While many black men continue to be silent about the predatory attacks some of their brethren launch against black women and girls, they rush to comment on issues that affect their own, like the recent shootings of Stephon Clark and Diante Yarber, the heroism shown by James Shaw Jr. at a Waffle House, or Kanye West’s asinine comments that enslaved black Americans chose to stay in bondage. (West’s comments were so problematic, even Chris Brown called him out.)
When rapper Meek Mill was sentenced to two to four years in prison for a parole violation, black male celebrities from sports, entertainment and music all came together to yell #FreeMeek. Jay-Z, who collaborated with Kelly on an album back in 2002, even wrote an op-ed for the New York Times decrying Mill’s plight and the systematic racism of the justice system.
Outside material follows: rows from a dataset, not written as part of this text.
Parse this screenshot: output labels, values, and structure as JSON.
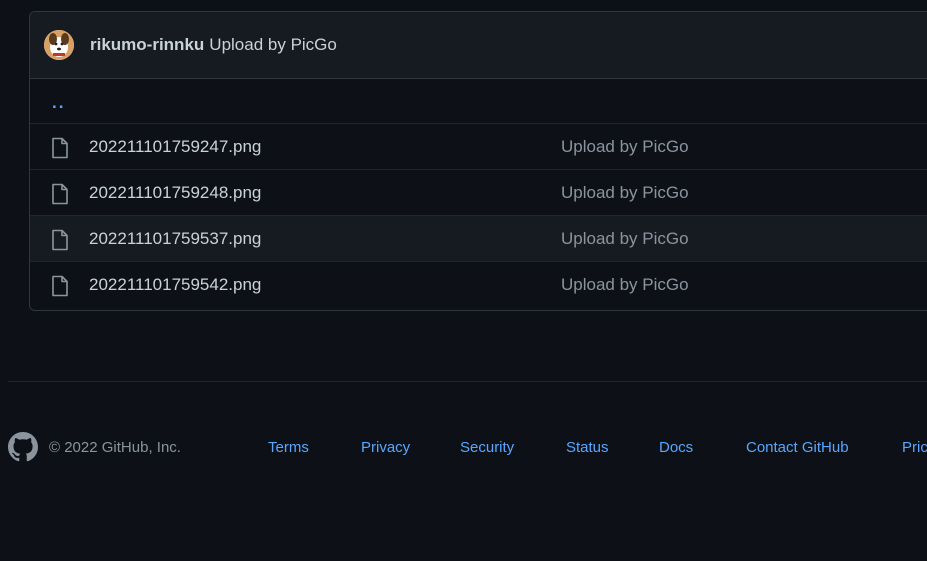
{
  "colors": {
    "background": "#0d1117",
    "header_bg": "#161b22",
    "border": "#30363d",
    "text": "#c9d1d9",
    "muted": "#8b949e",
    "link": "#58a6ff"
  },
  "commit": {
    "author": "rikumo-rinnku",
    "message": "Upload by PicGo",
    "avatar_icon": "user-avatar"
  },
  "parent_dir": "..",
  "files": [
    {
      "name": "202211101759247.png",
      "commit_message": "Upload by PicGo",
      "icon": "file-icon"
    },
    {
      "name": "202211101759248.png",
      "commit_message": "Upload by PicGo",
      "icon": "file-icon"
    },
    {
      "name": "202211101759537.png",
      "commit_message": "Upload by PicGo",
      "icon": "file-icon"
    },
    {
      "name": "202211101759542.png",
      "commit_message": "Upload by PicGo",
      "icon": "file-icon"
    }
  ],
  "footer": {
    "logo_icon": "github-mark-icon",
    "copyright": "© 2022 GitHub, Inc.",
    "links": [
      "Terms",
      "Privacy",
      "Security",
      "Status",
      "Docs",
      "Contact GitHub",
      "Pric"
    ]
  }
}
While the Philadelphia artist should not have been remanded to prison in the first place, the difference in the outcry for Mill vs. the lack of support shown to young black female victims of sexual violence is painfully evident.
Like Bill Cosby before him, Kelly attempted to invoke America’s violent, horrific history and claim activists were targeting him because of his race. After #MuteRKelly went viral, he called it “a public lynching,” and several fans theorized much of the same. One man took to Twitter to ask, “Why do I get the feeling they’re only coming after black men for Me Too,” while many others wondered why the focus was on Kelly, while white men like disgraced Hollywood honcho Harvey Weinstein and embattled director Woody Allen have not been taken down. (Spoiler alert: They’ve been targeted, too.)
Tarana Burke, who started the Me Too movement more than a decade ago, rebuked Kelly’s assertion that he was being singled out because he’s black. “This is not a lynching,” Burke told NPR. “This is a call for public accountability.”
While many black male celebrities may pay lip service to the cause of fighting sexual violence and protecting women, particularly their mothers/sisters/daughters, choosing to stay quiet about Kelly speaks volumes about who they believe really matters — and sadly, it’s not black women.
Black women often say, “We all we got,” meaning we’re typically the only ones we can count on to advocate on our behalf. While we could certainly use the support of Kelly’s peers to finally hold the singer responsible for preying on young black women and girls — and draw a firm line in the sand to protect the women who largely support their work — their ongoing silence proves we can’t afford to sit around and wait for them to finally join the cause.